For the second straight year, the Florida House approved legislation Thursday to prohibit foreign laws from shaping family court rulings or civil contracts — a move condemned by Muslim groups that lobbied lawmakers earlier this week.
The measure (CS/HB 351) has languished in the Senate, where it died last year. But it sparked heated debate on the House floor before winning approval 79-39.
“This is a proposal by somebody who is nothing more than a bigot,” Rep. Jim Waldman, D-Coconut Creek, said of Arizona lawyer David Yerushalmi, founder of an organization called the Society of Americans for National Excellence.
“It’s an anti-Muslim law…. This is very poor public policy,” Waldman said.

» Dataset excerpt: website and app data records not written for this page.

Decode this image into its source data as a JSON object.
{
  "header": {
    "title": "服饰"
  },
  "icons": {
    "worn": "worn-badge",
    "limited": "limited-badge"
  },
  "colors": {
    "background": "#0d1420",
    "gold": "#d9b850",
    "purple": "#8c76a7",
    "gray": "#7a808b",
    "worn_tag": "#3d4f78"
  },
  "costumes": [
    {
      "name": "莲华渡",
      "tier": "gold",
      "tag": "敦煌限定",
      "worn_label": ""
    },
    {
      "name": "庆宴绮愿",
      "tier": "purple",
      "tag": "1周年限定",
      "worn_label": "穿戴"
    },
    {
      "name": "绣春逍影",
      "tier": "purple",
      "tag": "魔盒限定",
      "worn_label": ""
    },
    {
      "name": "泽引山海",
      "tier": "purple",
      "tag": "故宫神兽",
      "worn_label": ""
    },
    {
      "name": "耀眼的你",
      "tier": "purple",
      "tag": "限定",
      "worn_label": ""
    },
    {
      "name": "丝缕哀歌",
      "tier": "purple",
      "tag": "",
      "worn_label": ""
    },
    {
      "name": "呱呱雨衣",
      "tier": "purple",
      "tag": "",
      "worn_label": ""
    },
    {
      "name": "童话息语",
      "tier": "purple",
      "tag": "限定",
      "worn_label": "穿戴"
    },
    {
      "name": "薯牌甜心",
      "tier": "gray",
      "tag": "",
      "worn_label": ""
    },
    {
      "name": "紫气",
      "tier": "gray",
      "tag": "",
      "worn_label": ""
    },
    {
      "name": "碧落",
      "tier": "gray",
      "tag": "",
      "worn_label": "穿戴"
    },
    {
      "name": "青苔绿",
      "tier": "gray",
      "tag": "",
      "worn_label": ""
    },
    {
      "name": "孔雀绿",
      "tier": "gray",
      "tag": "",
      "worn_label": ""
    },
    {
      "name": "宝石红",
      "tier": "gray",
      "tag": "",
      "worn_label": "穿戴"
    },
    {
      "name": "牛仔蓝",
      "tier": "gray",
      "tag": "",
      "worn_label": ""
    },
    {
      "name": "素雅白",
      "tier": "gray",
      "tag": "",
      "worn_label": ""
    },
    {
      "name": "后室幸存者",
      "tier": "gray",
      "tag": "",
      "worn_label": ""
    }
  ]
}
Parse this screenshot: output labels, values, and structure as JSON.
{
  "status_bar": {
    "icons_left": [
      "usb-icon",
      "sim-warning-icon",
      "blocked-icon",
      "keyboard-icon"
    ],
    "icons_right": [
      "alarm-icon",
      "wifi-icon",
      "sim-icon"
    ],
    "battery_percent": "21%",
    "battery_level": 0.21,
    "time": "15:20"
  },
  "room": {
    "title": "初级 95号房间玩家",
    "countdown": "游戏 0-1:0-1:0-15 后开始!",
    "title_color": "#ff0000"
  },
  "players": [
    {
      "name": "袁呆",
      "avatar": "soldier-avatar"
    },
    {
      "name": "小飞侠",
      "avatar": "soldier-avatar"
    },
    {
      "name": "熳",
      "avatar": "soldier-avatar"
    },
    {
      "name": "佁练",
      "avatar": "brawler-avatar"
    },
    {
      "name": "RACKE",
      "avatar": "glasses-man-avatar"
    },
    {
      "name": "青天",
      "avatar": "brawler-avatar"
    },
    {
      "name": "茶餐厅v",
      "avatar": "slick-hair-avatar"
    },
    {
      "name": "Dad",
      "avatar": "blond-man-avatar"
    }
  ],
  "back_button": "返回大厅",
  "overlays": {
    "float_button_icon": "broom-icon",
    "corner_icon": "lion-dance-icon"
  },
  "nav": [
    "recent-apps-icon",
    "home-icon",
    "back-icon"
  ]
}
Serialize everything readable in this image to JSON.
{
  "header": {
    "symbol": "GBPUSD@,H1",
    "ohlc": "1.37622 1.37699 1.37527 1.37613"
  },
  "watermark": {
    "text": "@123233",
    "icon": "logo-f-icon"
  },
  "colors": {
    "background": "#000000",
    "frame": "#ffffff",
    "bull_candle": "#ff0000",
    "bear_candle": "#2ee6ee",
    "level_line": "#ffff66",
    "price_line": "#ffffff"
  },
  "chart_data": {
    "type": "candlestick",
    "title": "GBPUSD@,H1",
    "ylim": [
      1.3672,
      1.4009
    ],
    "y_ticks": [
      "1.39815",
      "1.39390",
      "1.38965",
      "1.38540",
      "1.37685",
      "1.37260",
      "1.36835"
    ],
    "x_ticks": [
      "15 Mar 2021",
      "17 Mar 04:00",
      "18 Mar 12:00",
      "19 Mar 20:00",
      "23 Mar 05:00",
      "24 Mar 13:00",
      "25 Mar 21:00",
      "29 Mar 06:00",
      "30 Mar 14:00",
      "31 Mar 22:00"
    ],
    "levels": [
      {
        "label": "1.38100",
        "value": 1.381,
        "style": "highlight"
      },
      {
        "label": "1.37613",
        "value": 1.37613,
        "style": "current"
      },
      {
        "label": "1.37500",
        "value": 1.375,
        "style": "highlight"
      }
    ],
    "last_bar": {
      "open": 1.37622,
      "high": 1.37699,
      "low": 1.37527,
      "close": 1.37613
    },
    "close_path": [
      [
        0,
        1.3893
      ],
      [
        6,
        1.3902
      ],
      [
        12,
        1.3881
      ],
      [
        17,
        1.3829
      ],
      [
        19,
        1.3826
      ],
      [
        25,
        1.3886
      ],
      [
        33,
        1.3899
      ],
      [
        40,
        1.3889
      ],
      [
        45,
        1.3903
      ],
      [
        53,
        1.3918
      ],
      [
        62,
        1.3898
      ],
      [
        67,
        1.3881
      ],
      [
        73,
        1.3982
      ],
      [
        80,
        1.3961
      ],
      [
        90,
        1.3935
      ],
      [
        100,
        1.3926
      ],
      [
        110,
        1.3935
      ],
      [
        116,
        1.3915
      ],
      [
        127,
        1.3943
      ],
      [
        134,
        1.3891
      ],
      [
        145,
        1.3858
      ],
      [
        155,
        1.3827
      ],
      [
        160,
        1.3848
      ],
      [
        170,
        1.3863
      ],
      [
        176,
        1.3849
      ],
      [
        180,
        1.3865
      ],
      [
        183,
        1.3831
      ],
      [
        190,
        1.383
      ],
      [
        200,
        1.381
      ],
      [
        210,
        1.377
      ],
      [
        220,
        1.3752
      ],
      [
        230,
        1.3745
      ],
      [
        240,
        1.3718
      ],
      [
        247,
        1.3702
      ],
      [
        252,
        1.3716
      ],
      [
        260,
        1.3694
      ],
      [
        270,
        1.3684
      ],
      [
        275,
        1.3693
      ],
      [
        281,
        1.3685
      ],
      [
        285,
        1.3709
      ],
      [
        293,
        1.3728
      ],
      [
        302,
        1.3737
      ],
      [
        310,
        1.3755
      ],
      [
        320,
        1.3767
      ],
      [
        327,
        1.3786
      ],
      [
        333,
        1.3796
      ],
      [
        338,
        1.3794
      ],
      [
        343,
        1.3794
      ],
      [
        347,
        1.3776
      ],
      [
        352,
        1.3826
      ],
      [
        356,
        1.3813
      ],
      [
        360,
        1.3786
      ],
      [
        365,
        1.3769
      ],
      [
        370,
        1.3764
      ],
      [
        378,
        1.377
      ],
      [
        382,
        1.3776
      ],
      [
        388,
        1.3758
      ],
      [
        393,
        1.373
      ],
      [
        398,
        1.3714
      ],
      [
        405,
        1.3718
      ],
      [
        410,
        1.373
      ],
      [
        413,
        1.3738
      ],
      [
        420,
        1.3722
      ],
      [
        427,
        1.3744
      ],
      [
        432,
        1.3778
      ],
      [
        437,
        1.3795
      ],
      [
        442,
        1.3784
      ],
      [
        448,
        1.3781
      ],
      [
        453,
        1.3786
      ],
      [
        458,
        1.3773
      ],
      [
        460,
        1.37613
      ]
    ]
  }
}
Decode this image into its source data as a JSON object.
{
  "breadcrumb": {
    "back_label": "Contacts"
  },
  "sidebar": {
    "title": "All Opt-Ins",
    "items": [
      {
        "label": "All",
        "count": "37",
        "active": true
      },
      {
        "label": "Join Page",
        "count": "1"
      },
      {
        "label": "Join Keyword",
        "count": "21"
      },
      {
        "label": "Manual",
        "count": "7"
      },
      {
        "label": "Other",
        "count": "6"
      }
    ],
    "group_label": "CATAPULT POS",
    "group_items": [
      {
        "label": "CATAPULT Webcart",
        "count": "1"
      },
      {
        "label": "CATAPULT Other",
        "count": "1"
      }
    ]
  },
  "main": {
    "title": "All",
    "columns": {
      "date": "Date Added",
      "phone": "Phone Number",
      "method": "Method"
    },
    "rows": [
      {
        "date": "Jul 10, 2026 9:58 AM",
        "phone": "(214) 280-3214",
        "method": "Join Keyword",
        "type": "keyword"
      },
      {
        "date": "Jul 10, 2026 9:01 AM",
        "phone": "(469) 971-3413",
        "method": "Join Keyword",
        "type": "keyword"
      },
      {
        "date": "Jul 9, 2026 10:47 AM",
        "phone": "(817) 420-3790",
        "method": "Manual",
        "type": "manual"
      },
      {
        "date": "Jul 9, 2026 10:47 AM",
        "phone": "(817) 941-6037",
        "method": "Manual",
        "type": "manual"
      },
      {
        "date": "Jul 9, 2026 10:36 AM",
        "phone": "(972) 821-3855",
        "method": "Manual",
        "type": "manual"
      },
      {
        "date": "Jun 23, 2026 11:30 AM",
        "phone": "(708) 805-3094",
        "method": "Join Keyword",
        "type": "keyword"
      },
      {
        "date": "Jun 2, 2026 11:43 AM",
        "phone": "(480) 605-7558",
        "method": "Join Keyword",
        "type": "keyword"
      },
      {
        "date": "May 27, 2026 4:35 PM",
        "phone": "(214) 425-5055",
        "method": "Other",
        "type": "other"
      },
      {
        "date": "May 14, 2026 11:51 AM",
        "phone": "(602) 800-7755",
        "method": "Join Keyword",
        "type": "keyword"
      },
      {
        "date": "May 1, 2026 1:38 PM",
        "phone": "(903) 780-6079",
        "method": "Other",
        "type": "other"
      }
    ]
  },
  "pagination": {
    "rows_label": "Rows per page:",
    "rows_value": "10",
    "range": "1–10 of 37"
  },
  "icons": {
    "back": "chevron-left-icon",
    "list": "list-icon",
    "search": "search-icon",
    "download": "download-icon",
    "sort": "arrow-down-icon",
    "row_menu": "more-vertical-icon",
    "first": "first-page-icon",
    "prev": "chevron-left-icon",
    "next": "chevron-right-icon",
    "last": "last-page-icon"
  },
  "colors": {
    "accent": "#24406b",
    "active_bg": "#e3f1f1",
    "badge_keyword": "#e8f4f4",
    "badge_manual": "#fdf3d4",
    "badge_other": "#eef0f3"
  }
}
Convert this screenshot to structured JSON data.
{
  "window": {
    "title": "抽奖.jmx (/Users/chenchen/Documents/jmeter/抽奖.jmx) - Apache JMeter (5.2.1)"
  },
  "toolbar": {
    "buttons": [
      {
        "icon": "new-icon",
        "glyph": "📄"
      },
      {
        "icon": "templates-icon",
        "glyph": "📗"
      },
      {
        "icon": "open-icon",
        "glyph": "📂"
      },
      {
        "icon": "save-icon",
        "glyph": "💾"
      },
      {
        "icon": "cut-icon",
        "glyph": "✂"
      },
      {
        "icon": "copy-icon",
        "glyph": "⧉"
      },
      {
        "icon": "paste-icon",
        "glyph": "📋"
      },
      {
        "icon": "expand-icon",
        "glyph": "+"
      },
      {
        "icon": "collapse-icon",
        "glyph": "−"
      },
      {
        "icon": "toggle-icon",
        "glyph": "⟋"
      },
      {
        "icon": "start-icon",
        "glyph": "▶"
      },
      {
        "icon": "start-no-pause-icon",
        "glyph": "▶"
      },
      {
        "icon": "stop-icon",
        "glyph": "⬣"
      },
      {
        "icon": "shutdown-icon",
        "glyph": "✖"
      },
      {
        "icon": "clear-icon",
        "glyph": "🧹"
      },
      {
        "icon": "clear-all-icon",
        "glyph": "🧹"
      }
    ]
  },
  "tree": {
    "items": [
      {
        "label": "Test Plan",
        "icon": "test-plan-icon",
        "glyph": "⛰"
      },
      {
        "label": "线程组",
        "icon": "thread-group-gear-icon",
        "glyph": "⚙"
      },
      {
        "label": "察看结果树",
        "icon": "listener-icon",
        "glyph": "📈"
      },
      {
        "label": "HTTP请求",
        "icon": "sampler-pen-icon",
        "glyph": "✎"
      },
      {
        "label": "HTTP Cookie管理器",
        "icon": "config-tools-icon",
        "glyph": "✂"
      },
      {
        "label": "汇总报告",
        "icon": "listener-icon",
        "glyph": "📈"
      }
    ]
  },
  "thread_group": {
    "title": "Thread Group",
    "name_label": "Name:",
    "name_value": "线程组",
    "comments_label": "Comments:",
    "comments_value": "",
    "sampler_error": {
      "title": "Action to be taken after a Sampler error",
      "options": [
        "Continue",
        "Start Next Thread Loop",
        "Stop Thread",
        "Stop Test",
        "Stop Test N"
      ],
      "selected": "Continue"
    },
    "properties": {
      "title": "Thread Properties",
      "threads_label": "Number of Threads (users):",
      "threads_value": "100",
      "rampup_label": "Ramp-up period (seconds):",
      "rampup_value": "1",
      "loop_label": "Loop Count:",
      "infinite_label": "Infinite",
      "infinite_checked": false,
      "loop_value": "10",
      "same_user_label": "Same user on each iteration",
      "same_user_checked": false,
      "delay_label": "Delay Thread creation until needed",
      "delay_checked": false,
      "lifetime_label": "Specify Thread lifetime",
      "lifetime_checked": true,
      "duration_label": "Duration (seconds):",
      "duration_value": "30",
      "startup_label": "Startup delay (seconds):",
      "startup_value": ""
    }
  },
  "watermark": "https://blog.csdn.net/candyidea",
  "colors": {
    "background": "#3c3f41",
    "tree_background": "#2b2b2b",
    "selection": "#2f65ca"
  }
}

Yerushalmi has been advocating the legislation nationwide. It would prohibit Florida courts from signing off on family law agreements or civil contracts that include provisions based on such religious codes as Jewish Halakha or Islamic Shariah.
Dozens of Muslim activists came to the Capitol earlier this week to urge lawmakers to defeat the legislation, which some see as intruding on the ability of judges to make allowances in child-custody or divorce proceedings based on cultural considerations.
Supporters, however, said the measure was designed only to bolster the role of the federal and state constitutions in guiding legal decisions.
“There is nobody here out to get anybody,” said Rep. Steve Precourt, R-Orlando.
Rep. Dennis Baxley, R-Ocala, told House members, “There are four things I come here to protect: faith, family, freedom and opportunity. This legislation is not about religious freedom. If it was, I’d be on the other side.”
Gov. Rick Scott hailed the House’s move.
“In Florida, we have many religions and cultures that contribute to the rich diversity of our great state,” Scott said.
“As Americans, we have the expressed right to freely practice our religion, and I applaud the Florida House for passing HB 351 that would make clear the constitutional rights of our citizens will be protected.”